THE PROBLEM » Go through the data line by line. Copy each one holding the string "name".

EXTRACTED RECORDS »

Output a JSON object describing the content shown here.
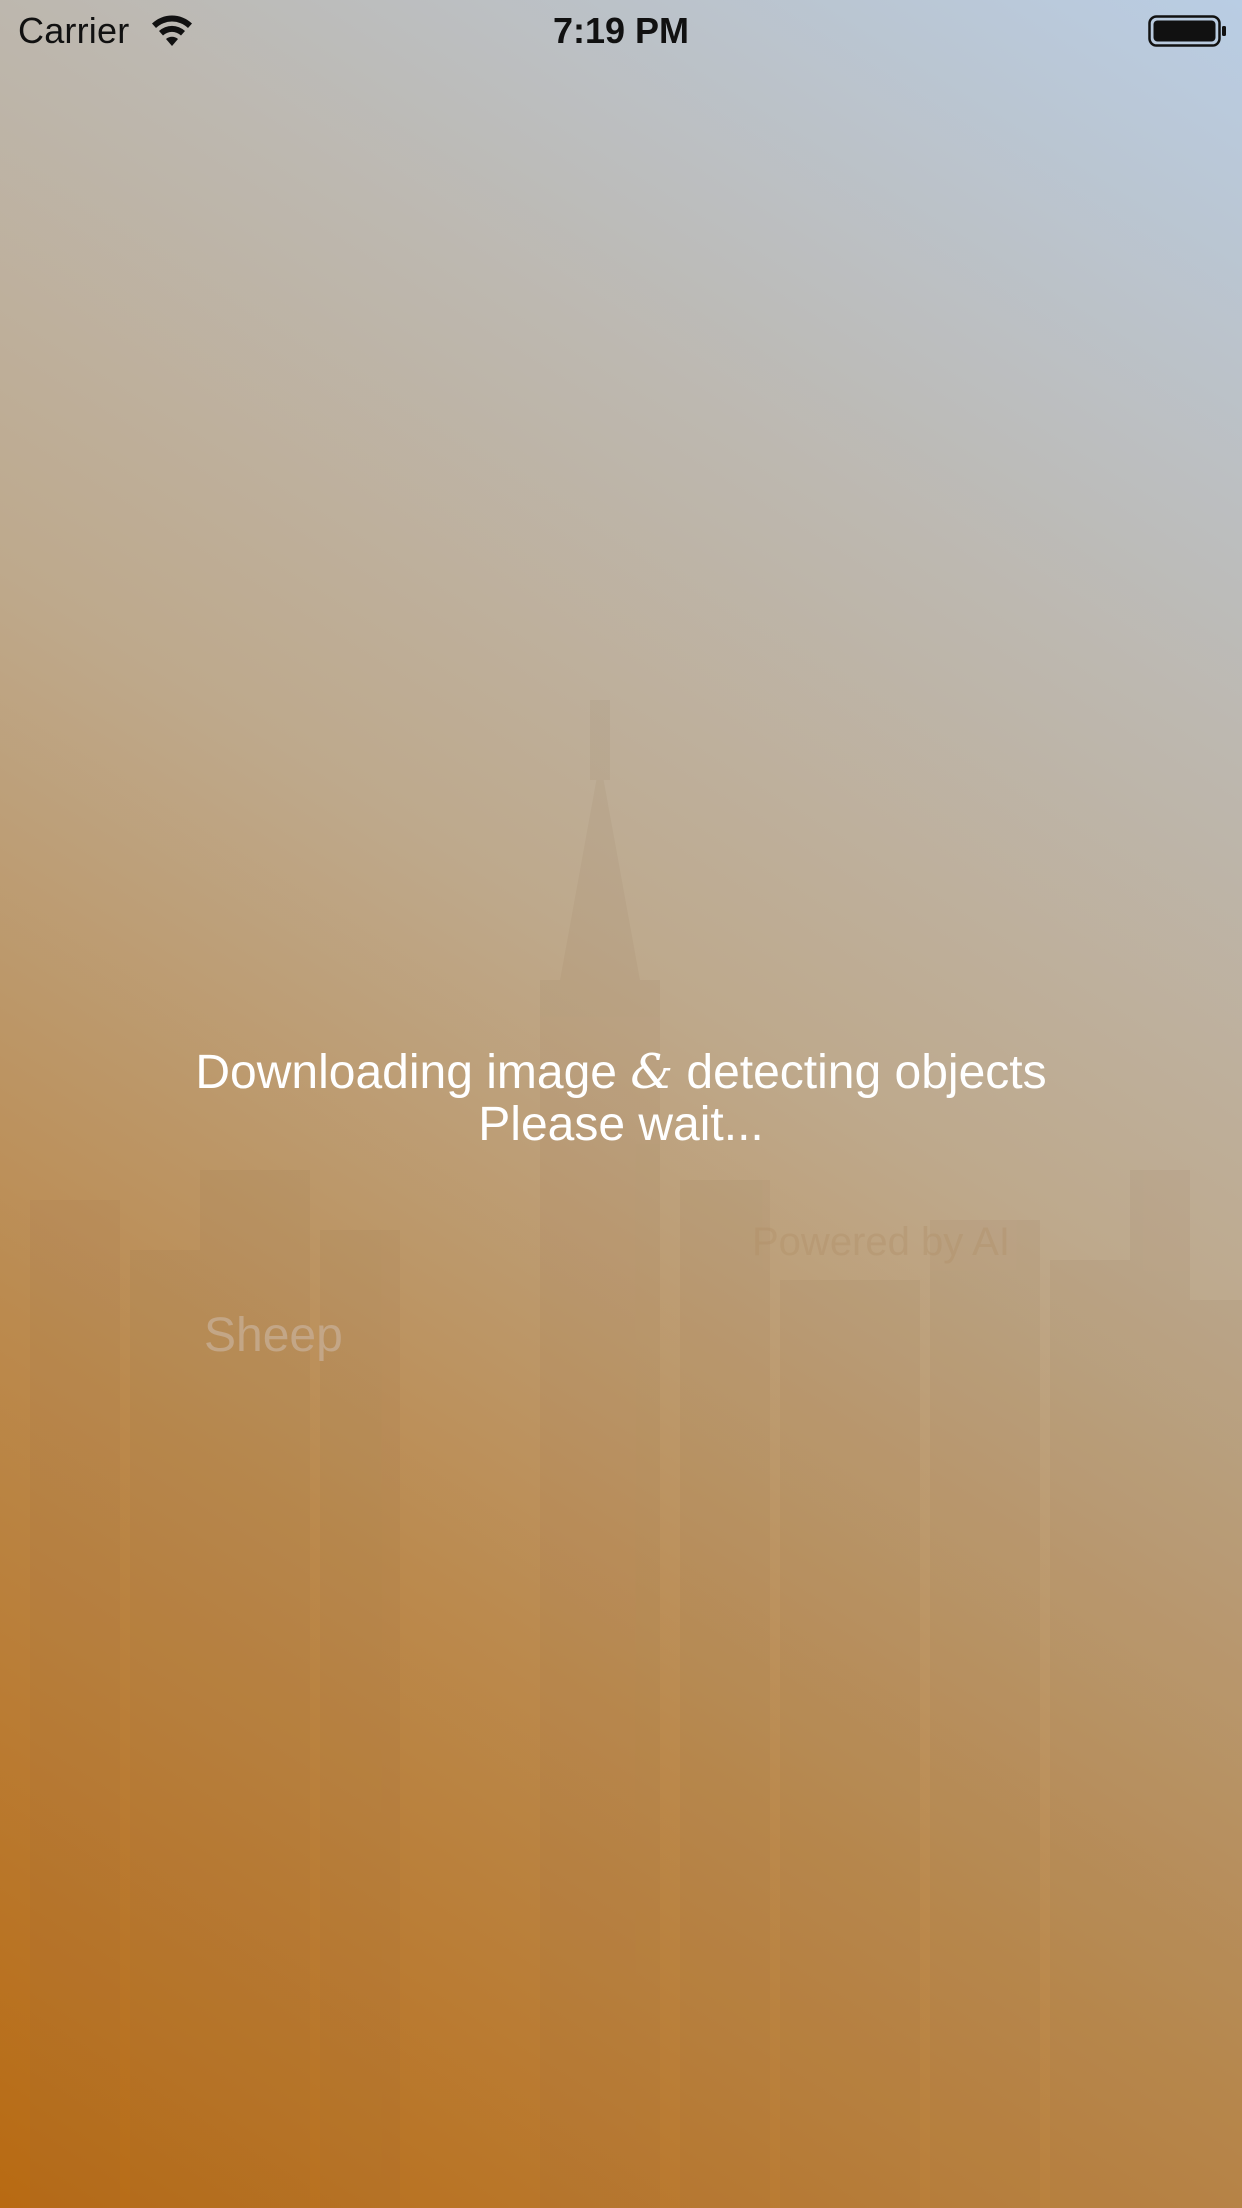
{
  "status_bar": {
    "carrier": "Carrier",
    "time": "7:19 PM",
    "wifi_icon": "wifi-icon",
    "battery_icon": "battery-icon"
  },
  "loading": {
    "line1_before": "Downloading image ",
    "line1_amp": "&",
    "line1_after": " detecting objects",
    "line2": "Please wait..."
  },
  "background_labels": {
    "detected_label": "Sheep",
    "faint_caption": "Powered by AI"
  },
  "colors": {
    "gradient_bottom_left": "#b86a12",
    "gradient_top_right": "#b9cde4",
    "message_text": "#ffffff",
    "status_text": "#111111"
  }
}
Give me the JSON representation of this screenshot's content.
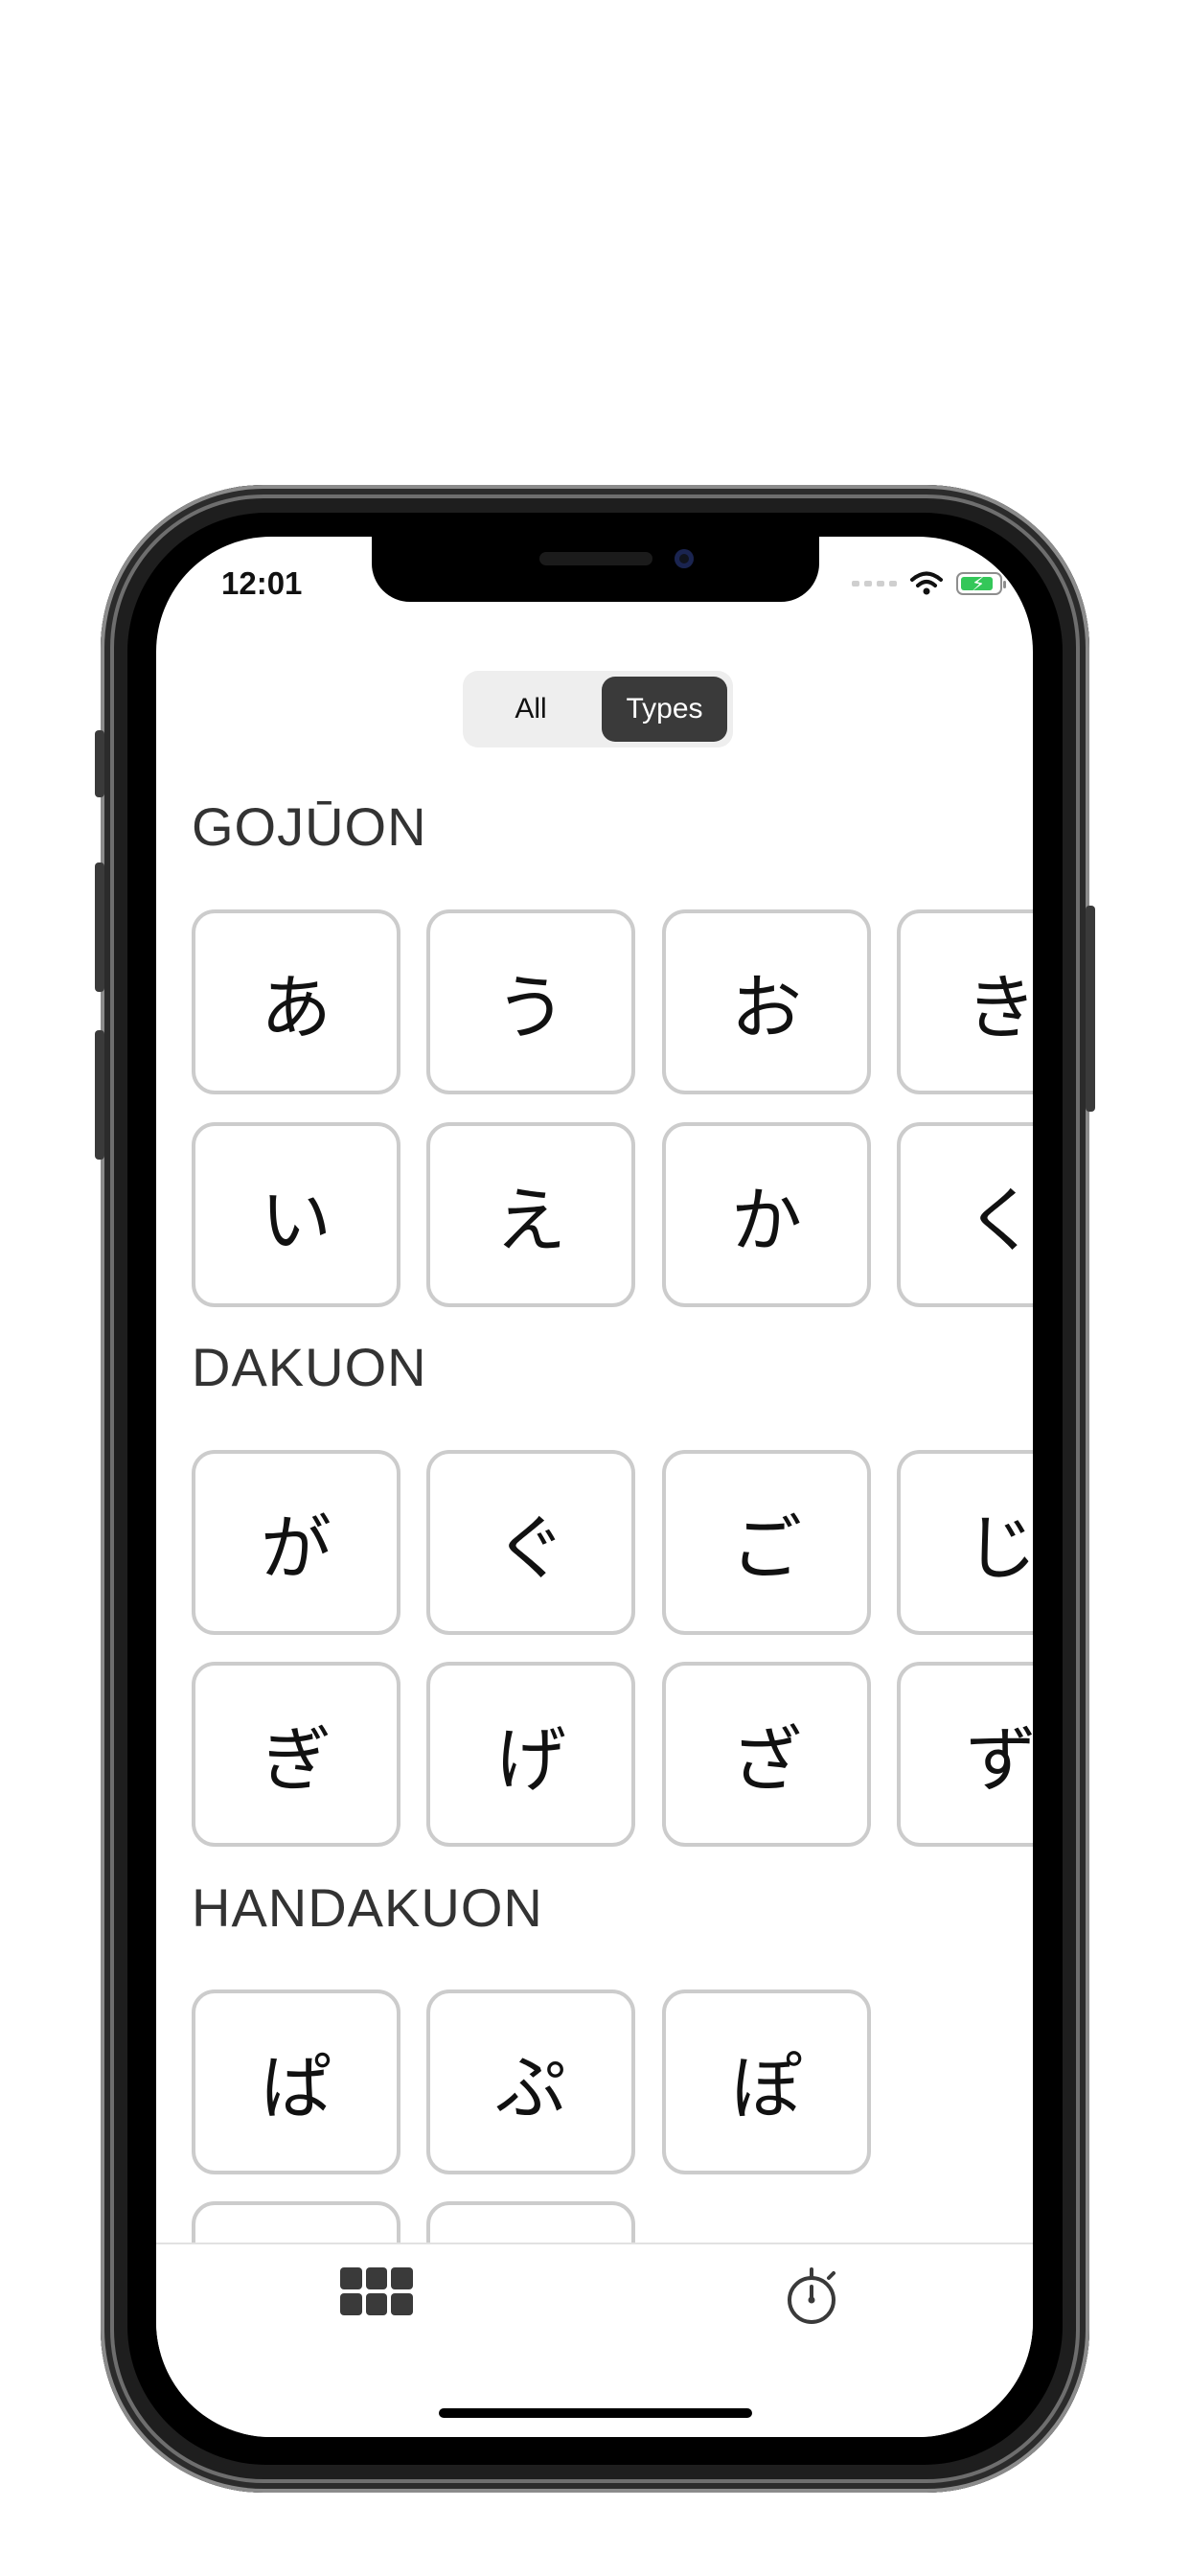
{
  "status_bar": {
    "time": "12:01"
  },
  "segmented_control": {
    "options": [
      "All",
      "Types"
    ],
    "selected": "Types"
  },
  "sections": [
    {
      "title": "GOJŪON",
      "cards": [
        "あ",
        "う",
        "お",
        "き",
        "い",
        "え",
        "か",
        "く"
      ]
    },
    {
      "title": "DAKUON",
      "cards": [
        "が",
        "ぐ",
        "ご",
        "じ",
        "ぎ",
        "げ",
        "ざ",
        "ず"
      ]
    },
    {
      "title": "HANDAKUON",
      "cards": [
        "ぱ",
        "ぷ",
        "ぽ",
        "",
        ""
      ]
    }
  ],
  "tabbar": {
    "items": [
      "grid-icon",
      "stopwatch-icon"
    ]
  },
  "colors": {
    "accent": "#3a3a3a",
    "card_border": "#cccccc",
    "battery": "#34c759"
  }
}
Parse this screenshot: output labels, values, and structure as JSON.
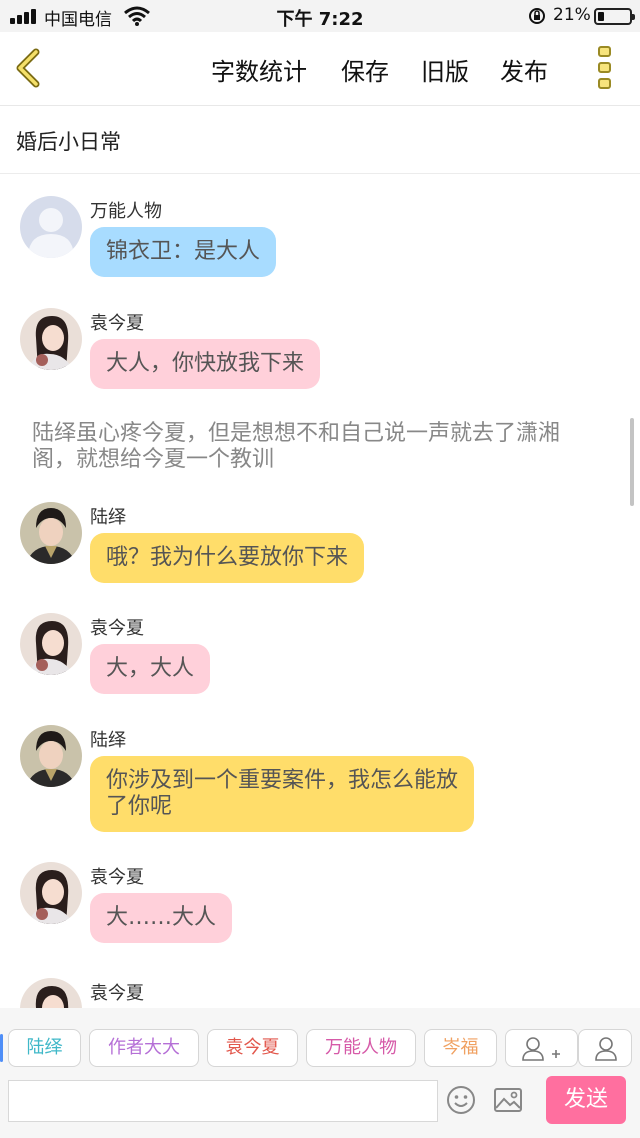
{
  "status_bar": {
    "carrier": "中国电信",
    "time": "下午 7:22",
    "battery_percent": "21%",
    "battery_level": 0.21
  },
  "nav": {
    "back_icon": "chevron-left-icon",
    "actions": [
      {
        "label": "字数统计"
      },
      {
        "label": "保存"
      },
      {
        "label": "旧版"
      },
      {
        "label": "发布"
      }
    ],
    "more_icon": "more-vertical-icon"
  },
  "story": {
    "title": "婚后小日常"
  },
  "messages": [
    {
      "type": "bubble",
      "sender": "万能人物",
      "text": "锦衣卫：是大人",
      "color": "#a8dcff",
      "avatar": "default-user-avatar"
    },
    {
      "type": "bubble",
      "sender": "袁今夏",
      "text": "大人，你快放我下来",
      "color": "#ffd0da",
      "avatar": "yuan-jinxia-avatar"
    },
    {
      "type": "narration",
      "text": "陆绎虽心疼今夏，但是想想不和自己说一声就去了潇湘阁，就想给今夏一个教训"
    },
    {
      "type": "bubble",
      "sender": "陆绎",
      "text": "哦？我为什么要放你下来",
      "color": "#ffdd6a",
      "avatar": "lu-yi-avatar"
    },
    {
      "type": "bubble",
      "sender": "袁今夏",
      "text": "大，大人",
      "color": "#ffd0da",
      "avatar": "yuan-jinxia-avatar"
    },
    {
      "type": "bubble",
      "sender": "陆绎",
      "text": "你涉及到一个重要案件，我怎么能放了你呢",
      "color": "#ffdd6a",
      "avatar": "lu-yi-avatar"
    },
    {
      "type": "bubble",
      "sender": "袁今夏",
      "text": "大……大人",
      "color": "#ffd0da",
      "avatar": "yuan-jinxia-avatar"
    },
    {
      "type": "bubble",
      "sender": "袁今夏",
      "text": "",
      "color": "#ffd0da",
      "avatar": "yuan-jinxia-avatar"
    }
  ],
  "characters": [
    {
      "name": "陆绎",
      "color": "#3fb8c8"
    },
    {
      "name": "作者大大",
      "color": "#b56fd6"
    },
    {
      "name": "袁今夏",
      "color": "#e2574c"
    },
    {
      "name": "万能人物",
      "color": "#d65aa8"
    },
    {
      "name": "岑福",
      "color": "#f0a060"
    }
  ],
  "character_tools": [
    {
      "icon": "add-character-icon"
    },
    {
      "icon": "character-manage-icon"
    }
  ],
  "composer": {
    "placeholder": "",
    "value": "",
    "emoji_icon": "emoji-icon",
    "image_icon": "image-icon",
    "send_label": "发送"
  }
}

EXERCISE RESPONSE »
      "name": "陆绎",
      "name": "作者大大",
      "name": "袁今夏",
      "name": "万能人物",
      "name": "岑福",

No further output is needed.